Musialek remembers how lonely he felt when he first arrived in Lexington and he wants to do all he can to prevent his French teammates from feeling that way. Still, he says, the team has gotten much closer and he feels like any of his teammates are willing to do whatever it takes to assist their fellow squad members.
“I feel like I can go to anyone on the team now,” Musialek said. “Everyone is really here for me to try to help me out.”
Right from the get-go, Musialek was put into Kentucky’s No. 2 singles position and he has thrived in that slot since his arrival. His ‘never give up’ attitude can be backed up by his statistics.
Musialek has won 95 singles matches over the course of his career and ranks 14th on the school’s all-time career singles wins list. He is looking to become one of just 14 players in the program’s history to win 100 career matches.
“Alex has really developed into a fantastic player,” Emery said. “He has played No. 2 singles the past three seasons and the first year he played there, he was our clear No. 2. Last year, he played so well that he really was more of our No. 1B. On the court, he is a very aggressive baseline player and is someone who can really hurt you from the back.”
Quigley, Musialek’s co-captain, earlier this year became the school’s all-time winningest singles player, breaking a record that was more than 27 years old. For his career, Quigley has won 149 matches and looks to become the first in school history to eclipse the 150-win plateau.
And while the two have achieved a great deal of individual success, they are both more focused on achieving lofty team goals.
“The team goals we set up are to win every match, but especially at the SEC Tournament and the NCAA Tournament at the end of the year,” Musialek said. “’We would like to win, but to win every match at this level in college would be unbelievable. Our goals for our team are to win the conference and the national championship.”
To this point, the Wildcats have won every match that they have played.
Kentucky is currently ranked No. 6 in the nation and, heading into a difficult showdown at No. 30 Notre Dame on Sunday, the Wildcats have won every match that they have played. They are 8-0 on the season, including six wins against ranked opponents. The most notable victories have come against No. 12 Pepperdine and No. 22 Tulsa.
Kentucky is off to its best start in Emery’s 30 years as head coach.
“I think we set the goals at the beginning of the year because we all decided that we wanted to do better than we did last year, so we put in the hard work this year,” Musialek said. “Every time we practice, everyone is pushing each other, so we had a great fall because of that. This year was one of the best falls that UK tennis has had in its history. We knew that if we had a good fall, maybe in the spring we would have a good chance to go far in the season.
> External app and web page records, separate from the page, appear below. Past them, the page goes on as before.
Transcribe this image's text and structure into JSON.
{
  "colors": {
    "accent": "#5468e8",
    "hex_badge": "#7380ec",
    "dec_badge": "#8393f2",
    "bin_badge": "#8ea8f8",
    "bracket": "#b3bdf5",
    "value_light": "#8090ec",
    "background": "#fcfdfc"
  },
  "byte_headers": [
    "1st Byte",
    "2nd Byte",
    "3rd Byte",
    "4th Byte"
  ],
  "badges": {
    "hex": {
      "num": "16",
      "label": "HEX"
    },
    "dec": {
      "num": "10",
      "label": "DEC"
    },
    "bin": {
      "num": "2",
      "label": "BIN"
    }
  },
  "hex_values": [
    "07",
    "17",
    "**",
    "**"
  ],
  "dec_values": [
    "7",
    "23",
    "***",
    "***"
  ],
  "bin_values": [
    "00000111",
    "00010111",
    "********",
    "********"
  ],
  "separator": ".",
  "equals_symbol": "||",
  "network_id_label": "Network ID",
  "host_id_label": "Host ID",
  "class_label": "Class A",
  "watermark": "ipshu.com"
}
So far we are 8-0 and that’s a great start.”
Musialek says his team’s incredible chemistry has been a major factor in its success this season. He cited a team trip to Honolulu, Hawaii, for the Rainbow Warrior Challenge in January as an important factor in team-building.
“The atmosphere on the team is just unbelievable,” Musialek said. “The coaches keep reminding us that we are a family, but I think we really are. We spend so much time together and we all live in the same apartment complex. Everything we do, we do together. I have friends outside the team, but the guys I am closest to are on my team. Spending time together is a big thing for us. I think the fact that we went to Hawaii and got out of Lexington together in a different atmosphere was big.”
For Musialek and the Wildcats, achieving their goals will mean nothing more than continuing what they have been doing all year.
“We have to keep pushing in the same direction for the same goals the rest of the season,” Musialek said. “Everyone on the team is committed to what we’re wanting to do. Our goal is to win the national championship and we just have to be really focused and work hard towards that goal.”